A recent study by LifeWay Research has found that a “third of Americans – and nearly half of evangelical, fundamentalist, or born-again Christians – believe prayer and Bible study alone can overcome serious mental illness.”
The study also found that most Americans, 68%, would feel welcome in church if they were mentally ill. Ed Stetzer, president of LifeWay Research, told The Huffington Post that he wasn’t surprised by the results. “Pastors often find themselves as first responders of sorts to persons struggling with mental illness. So, churches have always been places that have cared and engaged on these issues. Thus, the fact that 2/3 would say they’d be welcome seems as expected. I imagine they’d say they same thing about a Jewish synagogue,” he said.

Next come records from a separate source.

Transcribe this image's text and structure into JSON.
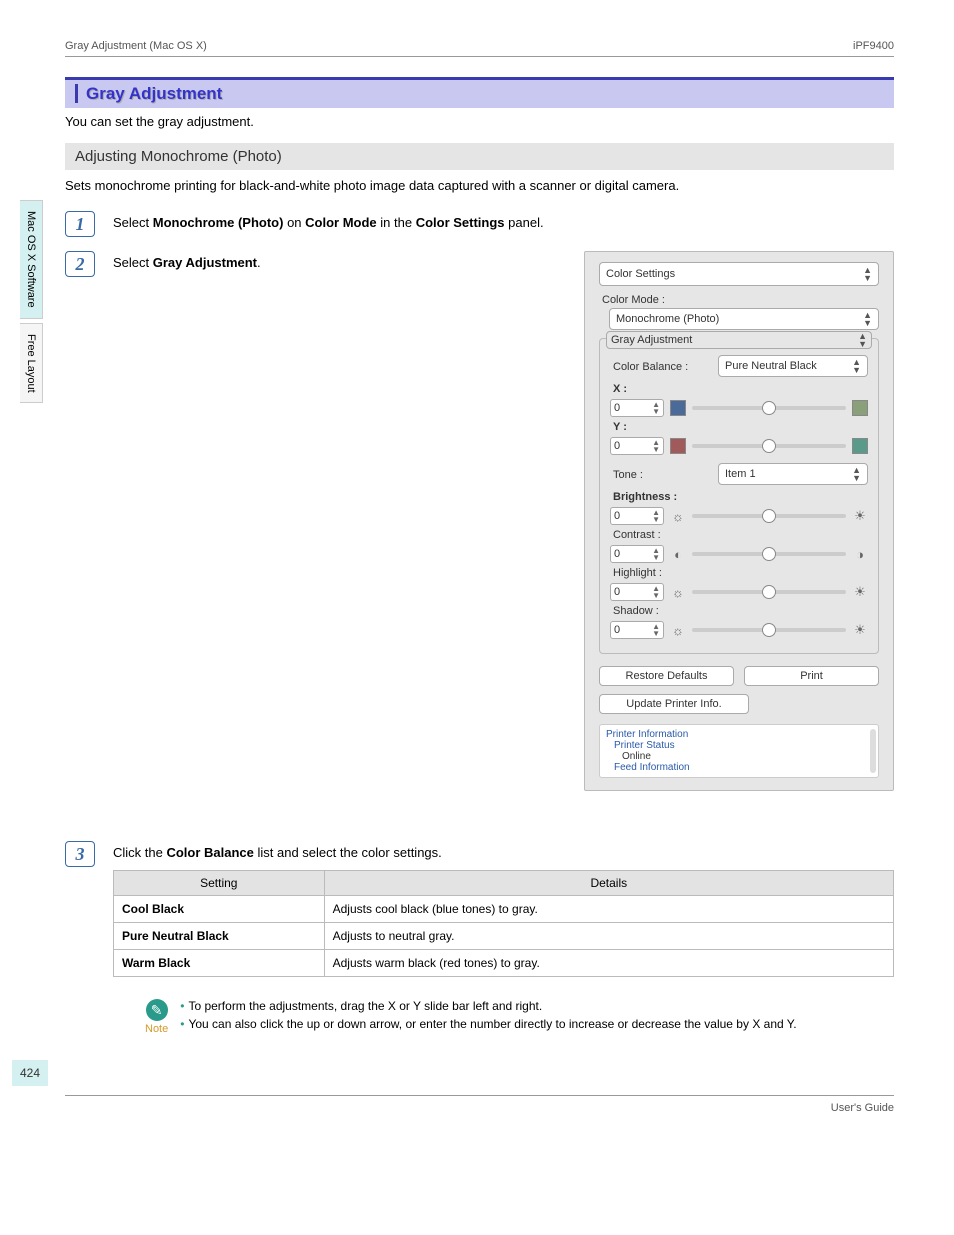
{
  "header": {
    "left": "Gray Adjustment (Mac OS X)",
    "right": "iPF9400"
  },
  "side": {
    "tab1": "Mac OS X Software",
    "tab2": "Free Layout"
  },
  "section": {
    "title": "Gray Adjustment",
    "intro": "You can set the gray adjustment."
  },
  "sub": {
    "title": "Adjusting Monochrome (Photo)",
    "desc": "Sets monochrome printing for black-and-white photo image data captured with a scanner or digital camera."
  },
  "steps": {
    "s1": {
      "num": "1",
      "pre": "Select ",
      "b1": "Monochrome (Photo)",
      "mid1": " on ",
      "b2": "Color Mode",
      "mid2": " in the ",
      "b3": "Color Settings",
      "post": " panel."
    },
    "s2": {
      "num": "2",
      "pre": "Select ",
      "b1": "Gray Adjustment",
      "post": "."
    },
    "s3": {
      "num": "3",
      "pre": "Click the ",
      "b1": "Color Balance",
      "post": " list and select the color settings."
    }
  },
  "panel": {
    "top": "Color Settings",
    "colorModeLbl": "Color Mode :",
    "colorMode": "Monochrome (Photo)",
    "grayAdj": "Gray Adjustment",
    "cbLbl": "Color Balance :",
    "cbVal": "Pure Neutral Black",
    "x": "X :",
    "y": "Y :",
    "zero": "0",
    "toneLbl": "Tone :",
    "toneVal": "Item 1",
    "brightness": "Brightness :",
    "contrast": "Contrast :",
    "highlight": "Highlight :",
    "shadow": "Shadow :",
    "restore": "Restore Defaults",
    "print": "Print",
    "update": "Update Printer Info.",
    "pinfo": "Printer Information",
    "pstatus": "Printer Status",
    "online": "Online",
    "feed": "Feed Information"
  },
  "table": {
    "h1": "Setting",
    "h2": "Details",
    "r1k": "Cool Black",
    "r1v": "Adjusts cool black (blue tones) to gray.",
    "r2k": "Pure Neutral Black",
    "r2v": "Adjusts to neutral gray.",
    "r3k": "Warm Black",
    "r3v": "Adjusts warm black (red tones) to gray."
  },
  "note": {
    "word": "Note",
    "l1": "To perform the adjustments, drag the X or Y slide bar left and right.",
    "l2": "You can also click the up or down arrow, or enter the number directly to increase or decrease the value by X and Y."
  },
  "pageNum": "424",
  "footer": "User's Guide"
}
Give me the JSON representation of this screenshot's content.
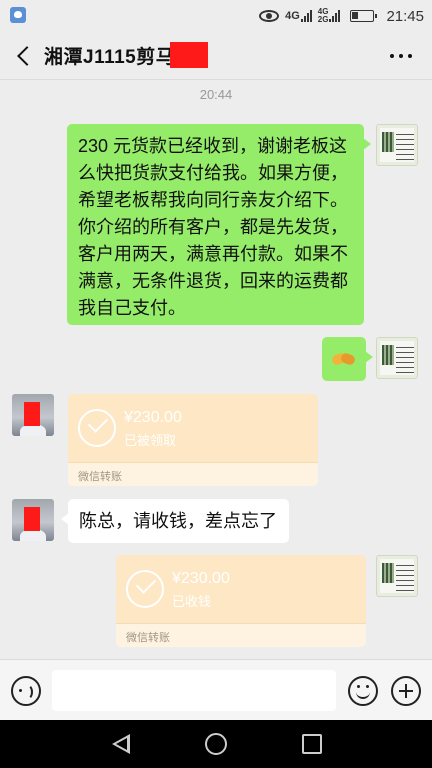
{
  "status_bar": {
    "network_primary": "4G",
    "network_secondary_top": "4G",
    "network_secondary_bottom": "2G",
    "time": "21:45",
    "icons": [
      "app-icon",
      "eye-icon",
      "signal-icon",
      "battery-icon"
    ]
  },
  "header": {
    "title": "湘潭J1115剪马"
  },
  "chat": {
    "time_separator": "20:44",
    "messages": [
      {
        "side": "right",
        "type": "text",
        "text": "230 元货款已经收到，谢谢老板这么快把货款支付给我。如果方便，希望老板帮我向同行亲友介绍下。你介绍的所有客户，都是先发货，客户用两天，满意再付款。如果不满意，无条件退货，回来的运费都我自己支付。"
      },
      {
        "side": "right",
        "type": "emoji",
        "emoji": "handshake-icon"
      },
      {
        "side": "left",
        "type": "transfer",
        "amount": "¥230.00",
        "status": "已被领取",
        "footer": "微信转账"
      },
      {
        "side": "left",
        "type": "text",
        "text": "陈总，请收钱，差点忘了"
      },
      {
        "side": "right",
        "type": "transfer",
        "amount": "¥230.00",
        "status": "已收钱",
        "footer": "微信转账"
      }
    ]
  },
  "input_bar": {
    "value": "",
    "icons": [
      "voice-icon",
      "emoji-icon",
      "plus-icon"
    ]
  },
  "nav_bar": {
    "icons": [
      "nav-back-icon",
      "nav-home-icon",
      "nav-recent-icon"
    ]
  },
  "colors": {
    "background": "#ededed",
    "green_bubble": "#95ec69",
    "transfer_card": "#fde7c4",
    "redaction": "#ff1a1a"
  }
}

With regard to the specific breakdown of responders, Stetzer commented, “The other thing that was interesting to me was that the people most likely to say that they’d feel welcome in church are the people who go to church. The folks who don’t go are likely to say they would not feel welcome. So it could be that people who come to church have experienced church as a caring place. “
In a blog about the survey, Stetzer, expressed his gladness that many Americans see churches as a place of welcome, though he worries that “he worries some Christians see mental illness as a character flaw rather than a medical condition.”
“They forget that the key part of mental illness is the word ‘illness,’” he said. “In a typical evangelical church, half the people believe mental illness can be solved by prayer and Bible study alone.”
Mental illness and the church have been tragically intertwined in the news this week as Rick Warren of Saddleback Church spoke to the media for the first time since the suicide of his son, Matthew Warren. “I never questioned my faith in God; I questioned God’s plan,” Rick Warren said in the CNN interview. “God isn’t to blame for my son’s death. My son took his life. It was his choice.”
The LifeWay poll revealed that 54% of Americans believe that churches should do more to preventing suicide, and 64% of evangelical, fundamentalist, or born-again Christians share that conviction.
Tim Clinton, president of the American Association of Christian Counselors, agrees that spirituality can have a positive role in treating mental illness, calling it, “soul care.”
The results are drawn from a telephone survey conducted between Sept. 6-10, 2013, among a “random sample of Americans representative of the U.S. population of adults,” according to the LifeWay website. They say that “the sample size of 1,001 provides 95 percent confidence that the sampling error does not exceed +3.1 percentage points.”